▶ [What you need to do] Set out each line from the following listing that includes the word "data".

Start of The records

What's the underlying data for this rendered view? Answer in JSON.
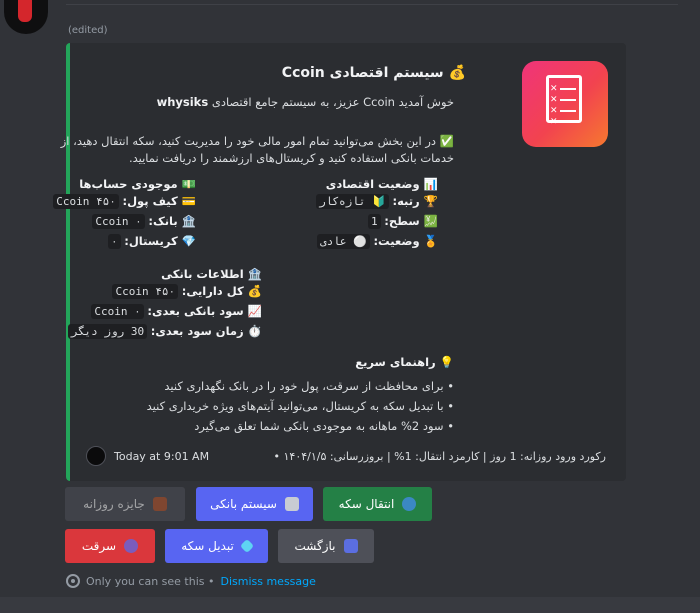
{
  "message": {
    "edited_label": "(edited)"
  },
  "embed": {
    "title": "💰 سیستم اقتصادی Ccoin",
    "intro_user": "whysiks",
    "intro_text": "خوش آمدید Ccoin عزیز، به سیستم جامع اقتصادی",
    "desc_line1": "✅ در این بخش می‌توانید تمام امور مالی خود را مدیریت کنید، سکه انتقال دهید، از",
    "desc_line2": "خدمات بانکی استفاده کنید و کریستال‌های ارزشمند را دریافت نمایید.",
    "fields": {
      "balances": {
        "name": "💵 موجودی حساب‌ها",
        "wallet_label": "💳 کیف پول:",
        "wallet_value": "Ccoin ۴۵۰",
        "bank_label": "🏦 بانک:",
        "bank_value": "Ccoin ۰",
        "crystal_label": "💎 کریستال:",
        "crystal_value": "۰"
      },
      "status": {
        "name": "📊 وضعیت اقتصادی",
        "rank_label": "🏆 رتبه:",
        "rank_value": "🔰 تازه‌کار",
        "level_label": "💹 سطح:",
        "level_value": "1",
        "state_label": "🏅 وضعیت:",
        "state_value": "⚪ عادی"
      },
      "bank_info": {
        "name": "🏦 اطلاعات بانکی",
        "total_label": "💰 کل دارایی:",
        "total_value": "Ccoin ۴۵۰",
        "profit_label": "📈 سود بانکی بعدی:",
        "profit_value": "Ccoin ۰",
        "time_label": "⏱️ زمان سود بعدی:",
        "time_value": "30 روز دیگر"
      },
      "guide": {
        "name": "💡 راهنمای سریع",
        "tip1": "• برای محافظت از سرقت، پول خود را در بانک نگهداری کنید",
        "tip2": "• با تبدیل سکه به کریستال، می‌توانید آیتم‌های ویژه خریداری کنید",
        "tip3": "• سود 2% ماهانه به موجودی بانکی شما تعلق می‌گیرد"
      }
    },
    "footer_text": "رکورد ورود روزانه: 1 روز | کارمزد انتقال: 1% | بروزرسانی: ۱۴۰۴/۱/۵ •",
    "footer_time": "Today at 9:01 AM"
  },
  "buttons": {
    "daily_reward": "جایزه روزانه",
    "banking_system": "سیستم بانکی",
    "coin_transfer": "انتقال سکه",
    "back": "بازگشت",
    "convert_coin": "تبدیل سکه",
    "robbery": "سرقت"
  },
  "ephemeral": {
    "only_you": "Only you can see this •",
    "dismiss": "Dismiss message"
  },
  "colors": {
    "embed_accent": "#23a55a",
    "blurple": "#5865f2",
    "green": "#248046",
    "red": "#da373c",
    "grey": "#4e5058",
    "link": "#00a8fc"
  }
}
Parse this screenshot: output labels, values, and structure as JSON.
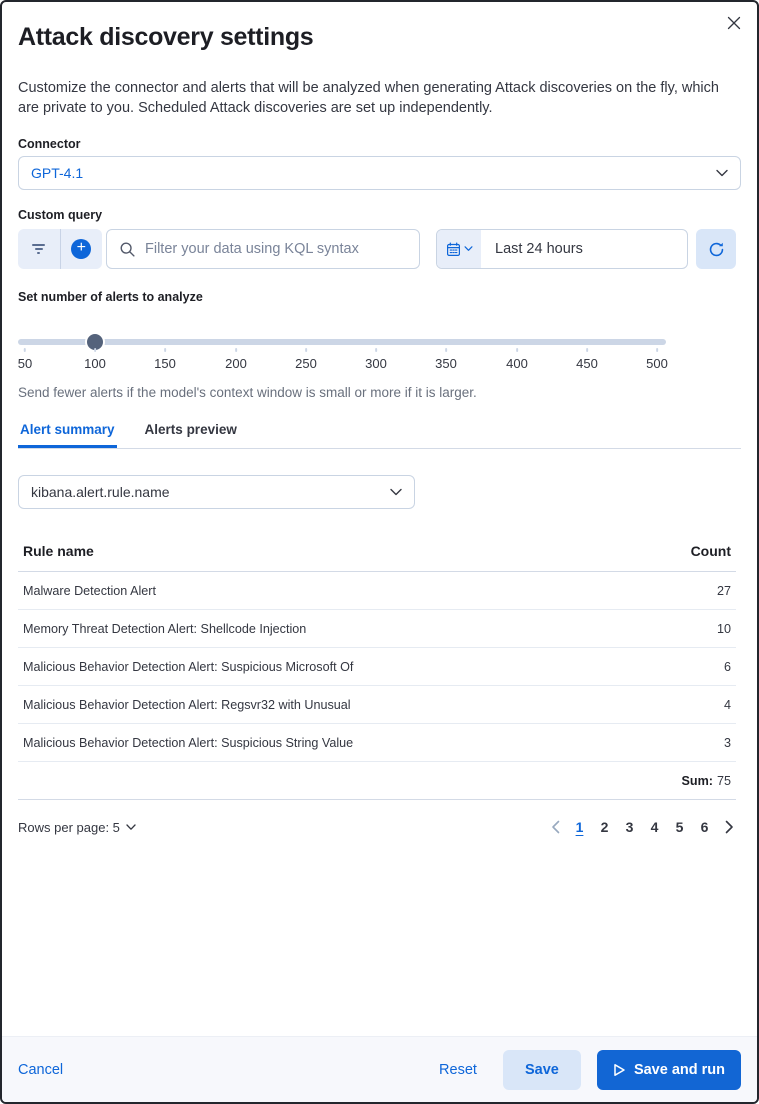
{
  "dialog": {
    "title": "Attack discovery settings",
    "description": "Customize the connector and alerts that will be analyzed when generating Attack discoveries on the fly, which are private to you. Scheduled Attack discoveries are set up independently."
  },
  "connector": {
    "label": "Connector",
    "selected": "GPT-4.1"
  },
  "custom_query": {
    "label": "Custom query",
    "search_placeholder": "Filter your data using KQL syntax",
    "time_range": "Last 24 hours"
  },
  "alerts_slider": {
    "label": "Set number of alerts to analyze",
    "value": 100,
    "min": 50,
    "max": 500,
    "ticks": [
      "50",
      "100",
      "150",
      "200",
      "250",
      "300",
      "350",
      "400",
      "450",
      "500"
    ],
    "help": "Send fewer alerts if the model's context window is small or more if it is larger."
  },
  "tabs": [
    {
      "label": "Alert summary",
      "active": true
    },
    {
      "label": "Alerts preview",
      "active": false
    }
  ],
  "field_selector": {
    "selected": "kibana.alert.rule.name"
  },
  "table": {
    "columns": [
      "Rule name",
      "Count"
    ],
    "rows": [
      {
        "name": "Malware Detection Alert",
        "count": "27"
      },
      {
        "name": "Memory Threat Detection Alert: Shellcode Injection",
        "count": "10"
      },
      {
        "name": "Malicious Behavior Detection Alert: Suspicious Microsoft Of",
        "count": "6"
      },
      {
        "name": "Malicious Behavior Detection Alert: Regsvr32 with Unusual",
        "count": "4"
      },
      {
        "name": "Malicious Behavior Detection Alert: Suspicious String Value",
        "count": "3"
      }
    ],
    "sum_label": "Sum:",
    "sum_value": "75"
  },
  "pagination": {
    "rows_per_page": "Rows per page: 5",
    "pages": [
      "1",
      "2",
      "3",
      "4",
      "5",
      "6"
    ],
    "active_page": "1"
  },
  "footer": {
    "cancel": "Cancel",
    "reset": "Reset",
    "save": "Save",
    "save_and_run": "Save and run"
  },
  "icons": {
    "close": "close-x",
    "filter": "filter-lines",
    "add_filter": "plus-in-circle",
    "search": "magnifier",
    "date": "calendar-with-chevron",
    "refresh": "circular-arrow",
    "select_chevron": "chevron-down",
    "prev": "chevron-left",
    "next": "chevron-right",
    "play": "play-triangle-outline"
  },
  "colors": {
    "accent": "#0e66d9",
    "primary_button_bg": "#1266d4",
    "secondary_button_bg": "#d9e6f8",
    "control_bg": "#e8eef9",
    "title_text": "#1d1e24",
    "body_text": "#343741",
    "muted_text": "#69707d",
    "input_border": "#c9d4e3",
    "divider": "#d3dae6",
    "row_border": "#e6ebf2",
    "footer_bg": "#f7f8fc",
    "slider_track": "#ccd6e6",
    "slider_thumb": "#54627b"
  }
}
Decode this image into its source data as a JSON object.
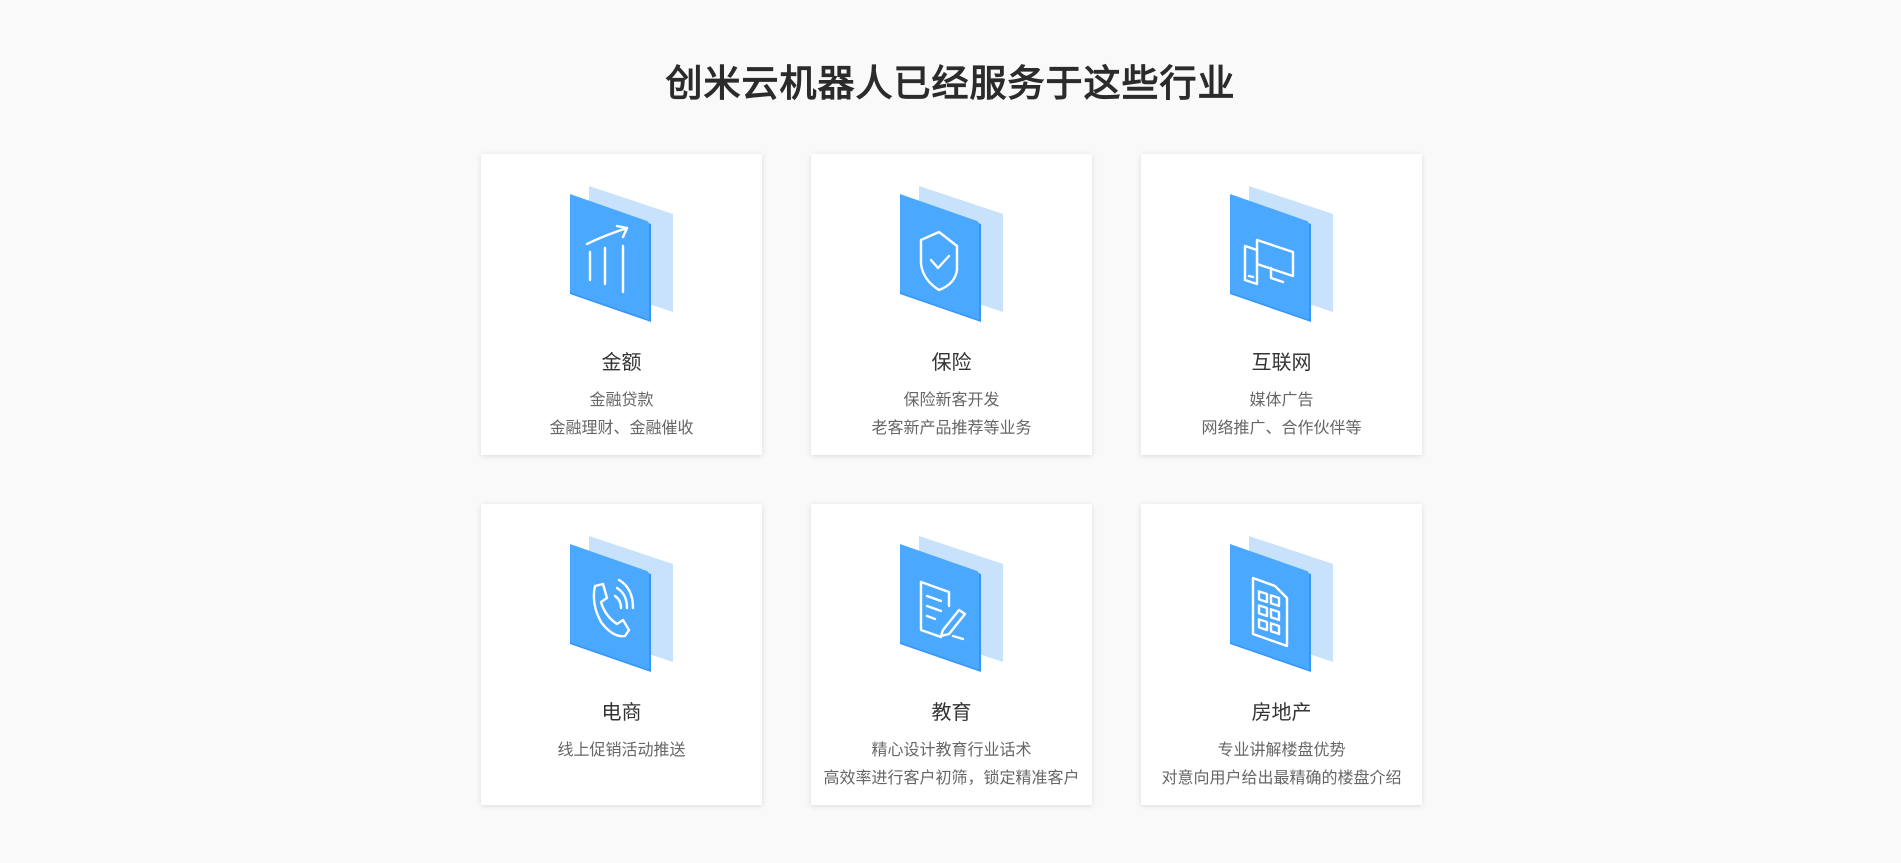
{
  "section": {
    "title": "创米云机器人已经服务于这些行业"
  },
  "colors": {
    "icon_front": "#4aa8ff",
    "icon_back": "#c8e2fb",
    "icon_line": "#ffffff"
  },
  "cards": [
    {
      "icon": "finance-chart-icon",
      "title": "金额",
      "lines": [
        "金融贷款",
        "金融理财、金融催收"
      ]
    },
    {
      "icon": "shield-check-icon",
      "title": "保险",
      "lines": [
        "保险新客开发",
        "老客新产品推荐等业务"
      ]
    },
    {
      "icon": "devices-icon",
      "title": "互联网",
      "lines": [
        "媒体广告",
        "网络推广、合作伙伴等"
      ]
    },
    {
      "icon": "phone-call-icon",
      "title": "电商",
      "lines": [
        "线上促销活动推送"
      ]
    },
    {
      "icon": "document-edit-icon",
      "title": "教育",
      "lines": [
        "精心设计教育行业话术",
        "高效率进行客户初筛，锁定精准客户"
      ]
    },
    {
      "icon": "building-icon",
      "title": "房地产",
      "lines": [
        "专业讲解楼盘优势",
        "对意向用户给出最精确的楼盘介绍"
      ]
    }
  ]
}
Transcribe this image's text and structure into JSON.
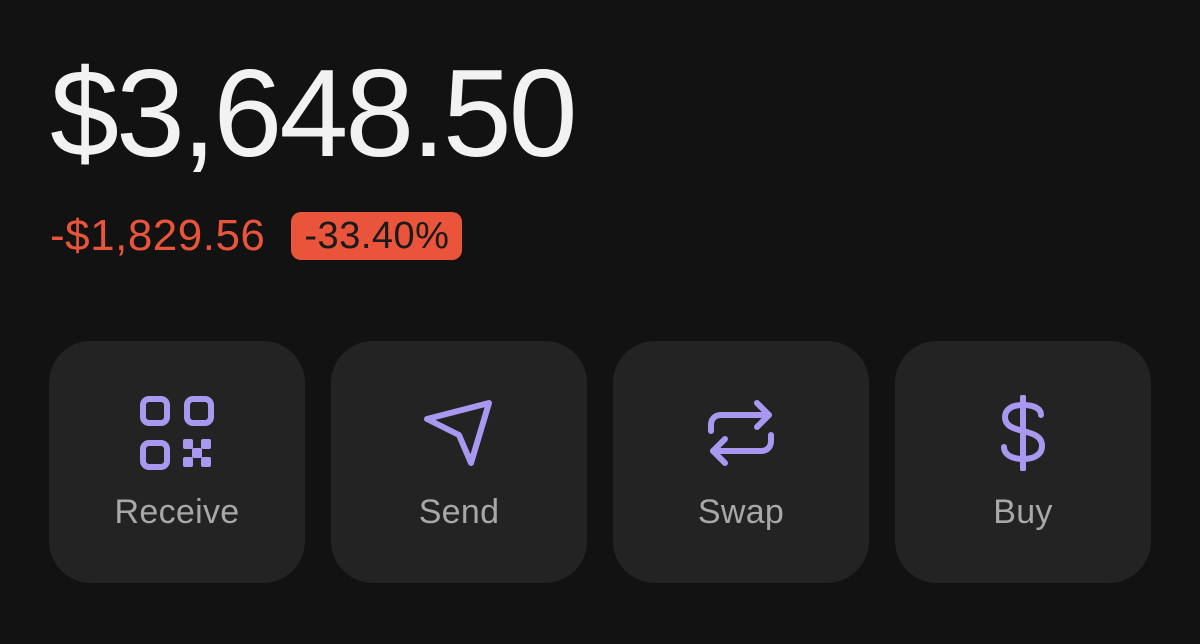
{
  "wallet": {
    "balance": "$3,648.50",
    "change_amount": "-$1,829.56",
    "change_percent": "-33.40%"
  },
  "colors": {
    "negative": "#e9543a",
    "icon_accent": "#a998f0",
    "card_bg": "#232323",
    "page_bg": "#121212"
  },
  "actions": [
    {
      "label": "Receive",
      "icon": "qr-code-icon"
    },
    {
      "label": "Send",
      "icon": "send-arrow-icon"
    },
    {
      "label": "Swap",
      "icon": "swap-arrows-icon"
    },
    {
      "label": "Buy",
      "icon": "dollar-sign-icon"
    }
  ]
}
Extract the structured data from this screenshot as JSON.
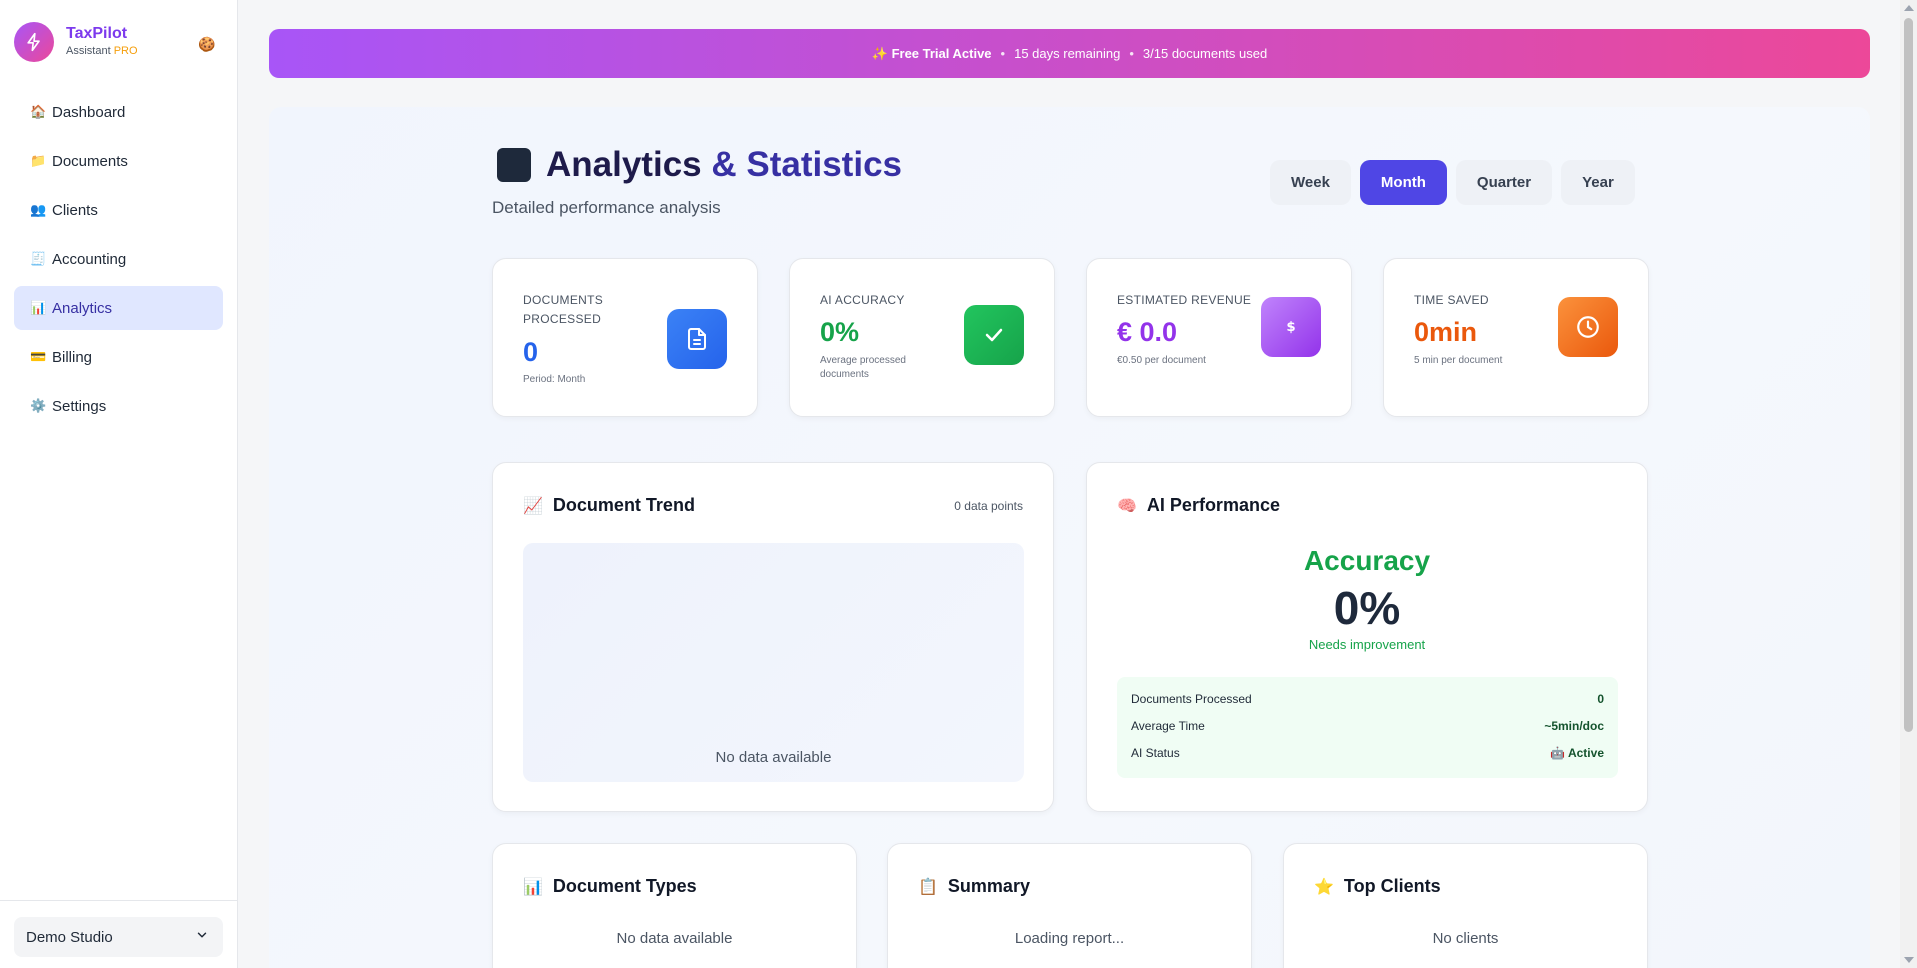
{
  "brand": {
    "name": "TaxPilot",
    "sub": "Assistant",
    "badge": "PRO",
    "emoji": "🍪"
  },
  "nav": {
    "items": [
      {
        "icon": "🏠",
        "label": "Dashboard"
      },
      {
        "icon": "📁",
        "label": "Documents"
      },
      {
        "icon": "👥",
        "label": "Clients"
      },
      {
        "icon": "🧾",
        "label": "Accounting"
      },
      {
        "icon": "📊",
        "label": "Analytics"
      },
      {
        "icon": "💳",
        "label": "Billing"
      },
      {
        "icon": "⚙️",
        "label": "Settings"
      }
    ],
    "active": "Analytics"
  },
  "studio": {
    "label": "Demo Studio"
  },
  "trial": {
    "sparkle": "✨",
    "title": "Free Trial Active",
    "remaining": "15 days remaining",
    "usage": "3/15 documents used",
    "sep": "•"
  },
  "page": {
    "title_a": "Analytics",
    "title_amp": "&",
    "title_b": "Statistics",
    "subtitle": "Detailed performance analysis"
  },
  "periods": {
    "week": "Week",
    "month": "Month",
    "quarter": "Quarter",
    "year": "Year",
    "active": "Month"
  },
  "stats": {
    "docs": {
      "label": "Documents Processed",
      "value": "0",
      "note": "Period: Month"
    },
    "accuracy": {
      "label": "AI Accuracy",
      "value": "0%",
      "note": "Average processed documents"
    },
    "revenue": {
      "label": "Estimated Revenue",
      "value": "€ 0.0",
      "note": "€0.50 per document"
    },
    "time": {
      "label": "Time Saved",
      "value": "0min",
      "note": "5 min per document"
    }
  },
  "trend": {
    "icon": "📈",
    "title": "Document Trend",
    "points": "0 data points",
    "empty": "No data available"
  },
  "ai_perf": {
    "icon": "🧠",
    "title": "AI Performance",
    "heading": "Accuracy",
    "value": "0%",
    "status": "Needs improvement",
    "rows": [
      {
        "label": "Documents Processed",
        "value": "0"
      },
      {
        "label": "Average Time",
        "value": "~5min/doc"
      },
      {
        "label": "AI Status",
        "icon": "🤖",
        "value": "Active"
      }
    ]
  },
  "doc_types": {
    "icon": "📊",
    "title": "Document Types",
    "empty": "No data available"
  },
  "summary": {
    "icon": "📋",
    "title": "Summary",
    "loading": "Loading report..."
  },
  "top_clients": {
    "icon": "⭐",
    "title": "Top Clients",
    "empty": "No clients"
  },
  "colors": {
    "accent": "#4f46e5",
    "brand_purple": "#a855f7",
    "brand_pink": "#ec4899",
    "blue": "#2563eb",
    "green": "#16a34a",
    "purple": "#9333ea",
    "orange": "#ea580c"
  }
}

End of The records

▶ [Expected answer]
What's the underlying data for this rendered view? Answer in JSON.
    "search_placeholder": "Filter your data using KQL syntax",
Decode this image into its source data as a JSON object.
Extract the structured data from this screenshot as JSON.
    "points": "0 data points",
    "empty": "No data available"
    "empty": "No data available"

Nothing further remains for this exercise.